──────── PROVIDED INFORMATION ────────

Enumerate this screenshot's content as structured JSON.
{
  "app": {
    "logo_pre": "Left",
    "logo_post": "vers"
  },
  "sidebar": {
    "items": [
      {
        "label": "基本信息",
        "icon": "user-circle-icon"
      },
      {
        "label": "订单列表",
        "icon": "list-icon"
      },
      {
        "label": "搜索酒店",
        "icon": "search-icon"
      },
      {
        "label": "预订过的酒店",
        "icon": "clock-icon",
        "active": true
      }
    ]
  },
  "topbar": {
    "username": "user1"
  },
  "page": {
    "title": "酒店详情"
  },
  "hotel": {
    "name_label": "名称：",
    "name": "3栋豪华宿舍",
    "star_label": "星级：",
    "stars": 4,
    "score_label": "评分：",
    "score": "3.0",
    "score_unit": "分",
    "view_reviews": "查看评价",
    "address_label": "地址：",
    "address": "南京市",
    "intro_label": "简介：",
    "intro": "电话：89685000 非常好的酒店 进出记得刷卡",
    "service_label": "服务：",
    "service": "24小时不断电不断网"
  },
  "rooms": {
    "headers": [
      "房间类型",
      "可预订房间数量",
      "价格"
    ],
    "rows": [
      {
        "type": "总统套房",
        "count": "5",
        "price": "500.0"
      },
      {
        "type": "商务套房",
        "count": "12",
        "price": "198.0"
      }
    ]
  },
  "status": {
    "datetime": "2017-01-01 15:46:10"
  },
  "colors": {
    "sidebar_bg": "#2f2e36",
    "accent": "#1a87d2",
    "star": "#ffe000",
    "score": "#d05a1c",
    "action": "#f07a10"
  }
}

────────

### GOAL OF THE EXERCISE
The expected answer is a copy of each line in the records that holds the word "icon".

### EXERCISE SOLUTION
        "icon": "user-circle-icon"
        "icon": "list-icon"
        "icon": "search-icon"
        "icon": "clock-icon",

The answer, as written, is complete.